The Winograd Committee will not say a word about the writing that was on the wall from the first hour of the war. The committee will address only the brass tacks and the high brass: Because of its appointed scope as well as the characters of its members, the report will deal with the level of preparedness, the performance of the forces and their commanders, the supplies of field rations and what transpired at the supply units and at cabinet meetings. Not a word will be said about the questions that should be troubling us much more: the very fact of embarking on another futile war of choice, the idiotic thought that the war could have solved something, the use of disproportionate military force to restore the lost honor of the Israel Defense Forces, the moral aspects of the war and the intolerably heavy price paid on both sides of the border in the name of hopeless objectives. Even the hollow protest movement that arose after the war refrained from addressing these questions, so what can one expect from "the government examination committee regarding the campaign in the North?" Israel embarked on another unnecessary war, and the Winograd Committee will deal with the details of the battle at Maroun al-Ras.

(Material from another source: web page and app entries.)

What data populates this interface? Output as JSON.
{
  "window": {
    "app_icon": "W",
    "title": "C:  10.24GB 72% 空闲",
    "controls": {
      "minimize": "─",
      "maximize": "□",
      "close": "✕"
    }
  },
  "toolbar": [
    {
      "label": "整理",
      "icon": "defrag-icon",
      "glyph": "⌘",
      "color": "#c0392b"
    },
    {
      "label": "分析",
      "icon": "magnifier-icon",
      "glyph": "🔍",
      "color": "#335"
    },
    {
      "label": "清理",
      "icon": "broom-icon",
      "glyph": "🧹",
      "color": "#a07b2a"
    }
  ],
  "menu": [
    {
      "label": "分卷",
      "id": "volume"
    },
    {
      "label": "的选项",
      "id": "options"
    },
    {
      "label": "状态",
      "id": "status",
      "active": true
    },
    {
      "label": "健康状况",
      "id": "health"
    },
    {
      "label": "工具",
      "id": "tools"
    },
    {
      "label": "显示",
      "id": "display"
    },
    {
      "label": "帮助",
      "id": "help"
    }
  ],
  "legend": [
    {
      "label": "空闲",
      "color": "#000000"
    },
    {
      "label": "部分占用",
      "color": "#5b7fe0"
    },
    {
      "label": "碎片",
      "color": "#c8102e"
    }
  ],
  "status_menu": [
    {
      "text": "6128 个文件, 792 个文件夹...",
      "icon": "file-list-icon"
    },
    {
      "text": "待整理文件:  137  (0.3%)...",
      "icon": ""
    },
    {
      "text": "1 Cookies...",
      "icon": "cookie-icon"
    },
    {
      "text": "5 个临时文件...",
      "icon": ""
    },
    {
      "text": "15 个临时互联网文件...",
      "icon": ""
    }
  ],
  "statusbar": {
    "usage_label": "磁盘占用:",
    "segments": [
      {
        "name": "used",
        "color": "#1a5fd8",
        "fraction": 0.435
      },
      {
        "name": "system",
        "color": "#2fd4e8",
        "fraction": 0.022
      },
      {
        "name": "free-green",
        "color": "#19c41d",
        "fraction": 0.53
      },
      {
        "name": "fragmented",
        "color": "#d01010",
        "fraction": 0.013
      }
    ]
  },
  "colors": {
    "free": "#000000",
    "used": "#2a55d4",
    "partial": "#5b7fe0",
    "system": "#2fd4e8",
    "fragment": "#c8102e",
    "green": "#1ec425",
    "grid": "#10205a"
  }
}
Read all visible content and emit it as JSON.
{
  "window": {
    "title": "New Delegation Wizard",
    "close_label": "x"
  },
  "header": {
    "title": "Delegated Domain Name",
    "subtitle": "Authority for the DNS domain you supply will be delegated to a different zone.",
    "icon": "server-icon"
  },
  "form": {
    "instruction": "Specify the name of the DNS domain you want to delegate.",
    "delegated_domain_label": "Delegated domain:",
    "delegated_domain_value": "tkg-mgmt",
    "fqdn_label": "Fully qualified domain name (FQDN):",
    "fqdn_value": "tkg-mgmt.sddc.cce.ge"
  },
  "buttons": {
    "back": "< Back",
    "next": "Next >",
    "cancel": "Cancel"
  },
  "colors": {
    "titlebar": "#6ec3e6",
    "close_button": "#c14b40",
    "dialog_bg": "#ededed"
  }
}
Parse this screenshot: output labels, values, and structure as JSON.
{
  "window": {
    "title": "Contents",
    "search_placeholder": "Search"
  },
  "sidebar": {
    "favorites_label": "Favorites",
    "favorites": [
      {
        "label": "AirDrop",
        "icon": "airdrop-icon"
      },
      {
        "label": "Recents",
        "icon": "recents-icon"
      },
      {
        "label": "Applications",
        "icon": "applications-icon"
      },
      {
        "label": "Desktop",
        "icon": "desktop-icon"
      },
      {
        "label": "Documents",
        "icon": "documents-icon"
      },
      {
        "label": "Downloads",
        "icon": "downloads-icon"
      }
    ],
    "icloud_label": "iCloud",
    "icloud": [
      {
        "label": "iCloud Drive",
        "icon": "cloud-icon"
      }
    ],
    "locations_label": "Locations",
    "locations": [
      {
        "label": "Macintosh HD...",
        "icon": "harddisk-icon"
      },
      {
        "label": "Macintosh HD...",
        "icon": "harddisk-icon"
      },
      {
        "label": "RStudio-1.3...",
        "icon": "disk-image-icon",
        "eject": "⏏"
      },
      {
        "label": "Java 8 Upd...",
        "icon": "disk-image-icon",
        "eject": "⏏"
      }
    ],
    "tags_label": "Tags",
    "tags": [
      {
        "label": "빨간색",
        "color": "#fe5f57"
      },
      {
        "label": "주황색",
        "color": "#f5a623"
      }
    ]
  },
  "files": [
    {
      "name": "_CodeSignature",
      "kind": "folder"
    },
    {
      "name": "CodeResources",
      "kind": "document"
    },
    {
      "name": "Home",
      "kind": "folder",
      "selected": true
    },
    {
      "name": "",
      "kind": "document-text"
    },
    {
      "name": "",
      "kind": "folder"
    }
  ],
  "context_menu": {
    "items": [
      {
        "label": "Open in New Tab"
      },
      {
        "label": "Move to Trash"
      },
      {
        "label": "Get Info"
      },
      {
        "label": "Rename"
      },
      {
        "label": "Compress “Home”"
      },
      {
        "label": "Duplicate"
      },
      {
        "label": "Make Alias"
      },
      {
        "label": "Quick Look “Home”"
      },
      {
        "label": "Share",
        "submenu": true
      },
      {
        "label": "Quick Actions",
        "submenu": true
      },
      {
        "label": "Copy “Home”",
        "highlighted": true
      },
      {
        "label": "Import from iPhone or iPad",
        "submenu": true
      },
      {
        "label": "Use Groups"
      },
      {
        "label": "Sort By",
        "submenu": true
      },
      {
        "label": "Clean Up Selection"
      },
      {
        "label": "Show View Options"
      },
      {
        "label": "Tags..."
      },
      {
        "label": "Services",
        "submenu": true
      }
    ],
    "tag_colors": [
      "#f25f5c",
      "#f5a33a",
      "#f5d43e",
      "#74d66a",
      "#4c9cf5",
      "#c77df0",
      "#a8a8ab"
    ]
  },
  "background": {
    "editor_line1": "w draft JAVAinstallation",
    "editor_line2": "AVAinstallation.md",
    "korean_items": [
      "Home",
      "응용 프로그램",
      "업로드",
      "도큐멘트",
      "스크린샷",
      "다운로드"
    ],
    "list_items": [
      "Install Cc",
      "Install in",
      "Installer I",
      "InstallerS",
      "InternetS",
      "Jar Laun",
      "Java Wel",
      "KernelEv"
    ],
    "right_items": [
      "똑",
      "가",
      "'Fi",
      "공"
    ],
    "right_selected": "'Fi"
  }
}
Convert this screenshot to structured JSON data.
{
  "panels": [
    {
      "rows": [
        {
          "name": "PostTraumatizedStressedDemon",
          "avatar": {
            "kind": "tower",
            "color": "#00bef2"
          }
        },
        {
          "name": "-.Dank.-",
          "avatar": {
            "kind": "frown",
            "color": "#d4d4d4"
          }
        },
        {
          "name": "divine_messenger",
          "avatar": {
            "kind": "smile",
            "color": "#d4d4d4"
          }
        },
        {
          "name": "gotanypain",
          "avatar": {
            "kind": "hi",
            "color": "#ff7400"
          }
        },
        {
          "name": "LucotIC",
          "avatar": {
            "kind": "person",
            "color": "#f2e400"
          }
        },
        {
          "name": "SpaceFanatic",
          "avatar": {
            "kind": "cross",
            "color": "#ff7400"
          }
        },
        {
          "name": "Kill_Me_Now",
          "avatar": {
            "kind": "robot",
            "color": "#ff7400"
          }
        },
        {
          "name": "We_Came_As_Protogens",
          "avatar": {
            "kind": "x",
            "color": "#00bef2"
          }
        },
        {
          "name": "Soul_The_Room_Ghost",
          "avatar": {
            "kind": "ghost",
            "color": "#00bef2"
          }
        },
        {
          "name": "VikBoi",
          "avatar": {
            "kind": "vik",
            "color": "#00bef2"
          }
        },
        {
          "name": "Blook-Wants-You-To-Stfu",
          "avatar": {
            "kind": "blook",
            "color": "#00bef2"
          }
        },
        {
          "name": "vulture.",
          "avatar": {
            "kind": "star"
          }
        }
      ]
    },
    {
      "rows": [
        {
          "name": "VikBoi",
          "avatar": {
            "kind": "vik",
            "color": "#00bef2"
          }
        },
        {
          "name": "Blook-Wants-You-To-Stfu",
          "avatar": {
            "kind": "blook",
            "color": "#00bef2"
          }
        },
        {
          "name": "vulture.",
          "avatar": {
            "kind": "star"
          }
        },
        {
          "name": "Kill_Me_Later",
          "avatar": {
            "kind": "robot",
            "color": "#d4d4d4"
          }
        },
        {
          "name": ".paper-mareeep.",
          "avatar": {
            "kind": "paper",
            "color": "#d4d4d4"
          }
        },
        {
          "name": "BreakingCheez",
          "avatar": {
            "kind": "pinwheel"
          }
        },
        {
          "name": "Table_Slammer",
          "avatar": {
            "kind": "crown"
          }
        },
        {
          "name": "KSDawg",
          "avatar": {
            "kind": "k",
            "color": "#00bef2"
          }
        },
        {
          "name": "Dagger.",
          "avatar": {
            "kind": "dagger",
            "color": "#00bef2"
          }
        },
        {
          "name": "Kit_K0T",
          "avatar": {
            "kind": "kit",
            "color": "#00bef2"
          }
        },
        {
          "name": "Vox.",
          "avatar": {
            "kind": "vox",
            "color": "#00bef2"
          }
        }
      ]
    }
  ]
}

Only a very few opposed the war from the outset. On July 15, I wrote here: "... we are eager to return to the field of battle and killing without delay, without taking the time to think one step forward, reinforcing the suspicion that we need a war once every few years - and afterward we'll return to exactly the same situation." Without military training, without plasma screens and intelligence reports, this small handful knew what everyone knows today. But the few dogs barked and the convoy galloped onward, to the killing fields.

Major General Gadi Eisenkot, the head of the Operations Directorate during the war, now admits that "after two hours, it was already clear that it was impossible to return the abducted soldiers in a military operation." Why didn't he tell us this then, after the two hours had passed? And now Eisenkot says, "The IDF operation was designed to be a four- to six-day operation, but the plan was disrupted and the campaign developed into a war that lasted over a month." The plan was "disrupted?" Was there really any chance of it not being disrupted? Weren't we in precisely this same horror film, with the very same script, 14 years earlier? Will the committee have something to say about this?

The committee will also not say a word about another subject, which interests almost no one in Israel: the awful killing and destruction we sowed in vain in Lebanon, alongside the heavy price that Israel paid. One thousand Lebanese killed, thousands injured and crippled, and billions of dollars in damage are not on the agenda of the Winograd Committee.

The headlines will declare tomorrow: Israel learned the lessons of the war. Baloney. Proof? There is already growing talk about the next war, this summer.